Brief -
Retype the records below exactly as they stand, but with no images.

Input data -
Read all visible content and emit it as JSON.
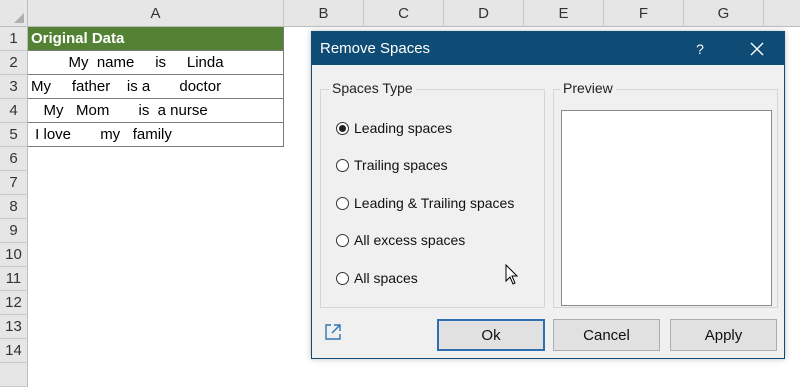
{
  "sheet": {
    "columns": [
      "A",
      "B",
      "C",
      "D",
      "E",
      "F",
      "G"
    ],
    "rows": [
      "1",
      "2",
      "3",
      "4",
      "5",
      "6",
      "7",
      "8",
      "9",
      "10",
      "11",
      "12",
      "13",
      "14"
    ],
    "cells": [
      "Original Data",
      "         My  name     is     Linda",
      "My     father    is a       doctor",
      "   My   Mom       is  a nurse",
      " I love       my   family"
    ]
  },
  "dialog": {
    "title": "Remove Spaces",
    "help": "?",
    "spaces_type_label": "Spaces Type",
    "options": [
      {
        "label": "Leading spaces",
        "selected": true
      },
      {
        "label": "Trailing spaces",
        "selected": false
      },
      {
        "label": "Leading & Trailing spaces",
        "selected": false
      },
      {
        "label": "All excess spaces",
        "selected": false
      },
      {
        "label": "All spaces",
        "selected": false
      }
    ],
    "preview_label": "Preview",
    "buttons": {
      "ok": "Ok",
      "cancel": "Cancel",
      "apply": "Apply"
    }
  },
  "colors": {
    "header_green": "#548235",
    "titlebar": "#0f4c75"
  }
}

Response to this task -
Read all visible content and emit it as JSON.
{
  "sheet": {
    "columns": [
      "A",
      "B",
      "C",
      "D",
      "E",
      "F",
      "G"
    ],
    "rows": [
      "1",
      "2",
      "3",
      "4",
      "5",
      "6",
      "7",
      "8",
      "9",
      "10",
      "11",
      "12",
      "13",
      "14"
    ],
    "cells": [
      "Original Data",
      "         My  name     is     Linda",
      "My     father    is a       doctor",
      "   My   Mom       is  a nurse",
      " I love       my   family"
    ]
  },
  "dialog": {
    "title": "Remove Spaces",
    "help": "?",
    "spaces_type_label": "Spaces Type",
    "options": [
      {
        "label": "Leading spaces",
        "selected": true
      },
      {
        "label": "Trailing spaces",
        "selected": false
      },
      {
        "label": "Leading & Trailing spaces",
        "selected": false
      },
      {
        "label": "All excess spaces",
        "selected": false
      },
      {
        "label": "All spaces",
        "selected": false
      }
    ],
    "preview_label": "Preview",
    "buttons": {
      "ok": "Ok",
      "cancel": "Cancel",
      "apply": "Apply"
    }
  },
  "colors": {
    "header_green": "#548235",
    "titlebar": "#0f4c75"
  }
}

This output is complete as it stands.